An appearance at last weekend’s Download Festival also appeared to define itself as something of a Spiritbox ‘moment’. One of the most anticipated acts of the festival, they packed out the Avalanche tent long before they arrived on stage, totally in their element as they ripped through a dynamic set that demonstrated exactly why they’re racking up so many millions of views. “What a first date, we’ll do another…” laughed Courtney at one point; “Next time we’ll buy dinner”. By all online fan accounts, they absolutely crushed it.

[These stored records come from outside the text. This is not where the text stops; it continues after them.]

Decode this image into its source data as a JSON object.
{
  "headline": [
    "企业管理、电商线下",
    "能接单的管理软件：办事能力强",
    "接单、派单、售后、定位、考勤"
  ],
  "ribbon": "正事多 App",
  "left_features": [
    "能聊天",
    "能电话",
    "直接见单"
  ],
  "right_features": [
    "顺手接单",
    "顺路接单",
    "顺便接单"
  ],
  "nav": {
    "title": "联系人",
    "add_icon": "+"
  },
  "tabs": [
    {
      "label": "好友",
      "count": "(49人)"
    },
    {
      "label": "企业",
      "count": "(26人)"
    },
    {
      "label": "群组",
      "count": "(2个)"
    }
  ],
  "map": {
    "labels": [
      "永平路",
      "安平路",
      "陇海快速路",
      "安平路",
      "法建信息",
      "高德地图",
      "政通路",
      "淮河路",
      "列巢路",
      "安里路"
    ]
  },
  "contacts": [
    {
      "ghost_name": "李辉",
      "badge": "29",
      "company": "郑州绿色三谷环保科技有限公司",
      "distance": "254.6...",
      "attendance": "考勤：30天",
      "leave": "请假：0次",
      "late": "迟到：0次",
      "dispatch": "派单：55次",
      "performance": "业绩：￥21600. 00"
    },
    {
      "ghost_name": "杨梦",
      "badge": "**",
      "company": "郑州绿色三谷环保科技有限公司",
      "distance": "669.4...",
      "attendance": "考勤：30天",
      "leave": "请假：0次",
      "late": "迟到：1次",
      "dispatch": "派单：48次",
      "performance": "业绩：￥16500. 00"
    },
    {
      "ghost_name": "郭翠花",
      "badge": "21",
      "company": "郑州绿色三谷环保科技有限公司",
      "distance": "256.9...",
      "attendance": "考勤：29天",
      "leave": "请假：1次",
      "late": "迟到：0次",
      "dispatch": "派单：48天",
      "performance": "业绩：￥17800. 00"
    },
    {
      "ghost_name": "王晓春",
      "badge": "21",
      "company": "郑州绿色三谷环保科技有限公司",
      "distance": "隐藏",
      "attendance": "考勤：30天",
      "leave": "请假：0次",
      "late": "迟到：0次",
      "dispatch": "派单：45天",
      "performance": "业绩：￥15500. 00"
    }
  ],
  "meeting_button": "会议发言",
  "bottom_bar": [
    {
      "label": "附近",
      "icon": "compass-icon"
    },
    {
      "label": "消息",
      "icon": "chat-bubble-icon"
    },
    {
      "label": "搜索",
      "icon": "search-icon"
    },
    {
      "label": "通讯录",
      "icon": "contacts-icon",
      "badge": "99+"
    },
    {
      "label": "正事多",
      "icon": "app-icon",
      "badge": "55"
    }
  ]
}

As both a packed Download Tent and Harper’s young deathcore tribute show, having a visible band like Spiritbox thriving in the scene means everything. It is the thing that gives little girls the courage to do it themselves, the versatility that actively encourages diverse audiences through a meeting of scenes and styles. With a frontman like LaPlante, young women are given solid evidence that you don’t need big-budget costumes or standoffish theatrics to fit in in heavy rock; you can just get up there and let out the dualities of your voice, not having to choose between being the ‘screamer’ or the ‘singer’. 

Most pertinently, when bands like Spiritbox can fill large tents on their first UK visit, big festivals like Download can no longer hide behind the falsehoods that women don’t sell. While stature and track record does obviously matter, festival promoters must embrace the role that they have in incubating and supporting the headliners of tomorrow, allowing the most exciting artists to step up to the opportunities that they are trusted with. Having already announced that the 2023’s edition will include four different headliners, there has never been a better time for a festival like Download to push themselves out of the comfort zone of Iron Maidens and Biffy Clyros and let a younger band take a stab at the big time. Spritbox might not yet be big enough to take on the whole thing, but there is no real reason why they couldn’t be part of a co-headliner slot with other acts of similar promise and scale, or at very least take on the job of high-up mainstage support.  

In terms of inspiring the next generation, Spiritbox have already proven that they can more than live up to their name, but their journey is only just beginning. With proper industry support behind their talent, who knows how far Courtney’s roar can truly carry?